RECORDS SHOWN Start Marker

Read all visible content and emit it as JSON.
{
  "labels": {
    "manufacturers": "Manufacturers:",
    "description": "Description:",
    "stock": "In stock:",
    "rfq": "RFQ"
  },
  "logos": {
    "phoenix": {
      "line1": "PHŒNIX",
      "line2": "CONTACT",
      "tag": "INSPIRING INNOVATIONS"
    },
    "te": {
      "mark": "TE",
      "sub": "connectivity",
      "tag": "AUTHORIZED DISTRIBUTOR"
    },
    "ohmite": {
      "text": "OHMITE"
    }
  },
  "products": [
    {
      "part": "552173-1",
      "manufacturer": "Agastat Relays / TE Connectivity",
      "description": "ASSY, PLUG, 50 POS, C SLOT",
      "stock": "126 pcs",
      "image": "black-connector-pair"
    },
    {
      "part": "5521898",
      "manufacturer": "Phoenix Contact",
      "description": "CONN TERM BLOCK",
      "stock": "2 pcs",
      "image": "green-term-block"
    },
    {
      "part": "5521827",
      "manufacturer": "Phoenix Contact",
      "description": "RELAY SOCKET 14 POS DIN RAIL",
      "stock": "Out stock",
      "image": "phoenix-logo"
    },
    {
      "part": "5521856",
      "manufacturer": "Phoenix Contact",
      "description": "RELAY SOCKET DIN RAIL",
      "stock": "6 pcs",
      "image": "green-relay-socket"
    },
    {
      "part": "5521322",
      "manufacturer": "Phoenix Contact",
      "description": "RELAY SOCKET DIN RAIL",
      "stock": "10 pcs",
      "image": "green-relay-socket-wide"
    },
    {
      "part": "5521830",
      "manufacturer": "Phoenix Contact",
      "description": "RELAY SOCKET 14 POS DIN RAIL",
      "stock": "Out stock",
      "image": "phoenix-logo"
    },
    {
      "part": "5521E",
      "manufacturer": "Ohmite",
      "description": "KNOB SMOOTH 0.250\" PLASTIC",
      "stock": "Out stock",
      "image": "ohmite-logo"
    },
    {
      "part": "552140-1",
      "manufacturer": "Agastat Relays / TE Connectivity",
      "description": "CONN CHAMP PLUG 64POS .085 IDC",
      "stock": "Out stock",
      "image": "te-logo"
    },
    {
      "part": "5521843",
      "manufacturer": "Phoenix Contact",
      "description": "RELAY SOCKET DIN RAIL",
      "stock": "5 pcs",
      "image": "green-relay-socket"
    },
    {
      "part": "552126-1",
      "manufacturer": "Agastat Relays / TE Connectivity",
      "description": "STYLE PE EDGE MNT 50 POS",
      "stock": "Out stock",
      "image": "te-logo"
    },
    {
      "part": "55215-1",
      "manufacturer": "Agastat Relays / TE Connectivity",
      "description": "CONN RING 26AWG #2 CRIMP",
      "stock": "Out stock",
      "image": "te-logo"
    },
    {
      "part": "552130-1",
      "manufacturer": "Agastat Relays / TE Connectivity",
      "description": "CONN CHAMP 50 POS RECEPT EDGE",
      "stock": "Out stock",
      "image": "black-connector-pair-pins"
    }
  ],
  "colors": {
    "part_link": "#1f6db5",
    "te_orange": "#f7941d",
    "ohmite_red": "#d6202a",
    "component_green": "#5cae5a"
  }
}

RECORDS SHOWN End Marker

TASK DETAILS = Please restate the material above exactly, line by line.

SOLUTION FOR THIS PROBLEM =
Read all visible content and emit it as JSON.
{
  "labels": {
    "manufacturers": "Manufacturers:",
    "description": "Description:",
    "stock": "In stock:",
    "rfq": "RFQ"
  },
  "logos": {
    "phoenix": {
      "line1": "PHŒNIX",
      "line2": "CONTACT",
      "tag": "INSPIRING INNOVATIONS"
    },
    "te": {
      "mark": "TE",
      "sub": "connectivity",
      "tag": "AUTHORIZED DISTRIBUTOR"
    },
    "ohmite": {
      "text": "OHMITE"
    }
  },
  "products": [
    {
      "part": "552173-1",
      "manufacturer": "Agastat Relays / TE Connectivity",
      "description": "ASSY, PLUG, 50 POS, C SLOT",
      "stock": "126 pcs",
      "image": "black-connector-pair"
    },
    {
      "part": "5521898",
      "manufacturer": "Phoenix Contact",
      "description": "CONN TERM BLOCK",
      "stock": "2 pcs",
      "image": "green-term-block"
    },
    {
      "part": "5521827",
      "manufacturer": "Phoenix Contact",
      "description": "RELAY SOCKET 14 POS DIN RAIL",
      "stock": "Out stock",
      "image": "phoenix-logo"
    },
    {
      "part": "5521856",
      "manufacturer": "Phoenix Contact",
      "description": "RELAY SOCKET DIN RAIL",
      "stock": "6 pcs",
      "image": "green-relay-socket"
    },
    {
      "part": "5521322",
      "manufacturer": "Phoenix Contact",
      "description": "RELAY SOCKET DIN RAIL",
      "stock": "10 pcs",
      "image": "green-relay-socket-wide"
    },
    {
      "part": "5521830",
      "manufacturer": "Phoenix Contact",
      "description": "RELAY SOCKET 14 POS DIN RAIL",
      "stock": "Out stock",
      "image": "phoenix-logo"
    },
    {
      "part": "5521E",
      "manufacturer": "Ohmite",
      "description": "KNOB SMOOTH 0.250\" PLASTIC",
      "stock": "Out stock",
      "image": "ohmite-logo"
    },
    {
      "part": "552140-1",
      "manufacturer": "Agastat Relays / TE Connectivity",
      "description": "CONN CHAMP PLUG 64POS .085 IDC",
      "stock": "Out stock",
      "image": "te-logo"
    },
    {
      "part": "5521843",
      "manufacturer": "Phoenix Contact",
      "description": "RELAY SOCKET DIN RAIL",
      "stock": "5 pcs",
      "image": "green-relay-socket"
    },
    {
      "part": "552126-1",
      "manufacturer": "Agastat Relays / TE Connectivity",
      "description": "STYLE PE EDGE MNT 50 POS",
      "stock": "Out stock",
      "image": "te-logo"
    },
    {
      "part": "55215-1",
      "manufacturer": "Agastat Relays / TE Connectivity",
      "description": "CONN RING 26AWG #2 CRIMP",
      "stock": "Out stock",
      "image": "te-logo"
    },
    {
      "part": "552130-1",
      "manufacturer": "Agastat Relays / TE Connectivity",
      "description": "CONN CHAMP 50 POS RECEPT EDGE",
      "stock": "Out stock",
      "image": "black-connector-pair-pins"
    }
  ],
  "colors": {
    "part_link": "#1f6db5",
    "te_orange": "#f7941d",
    "ohmite_red": "#d6202a",
    "component_green": "#5cae5a"
  }
}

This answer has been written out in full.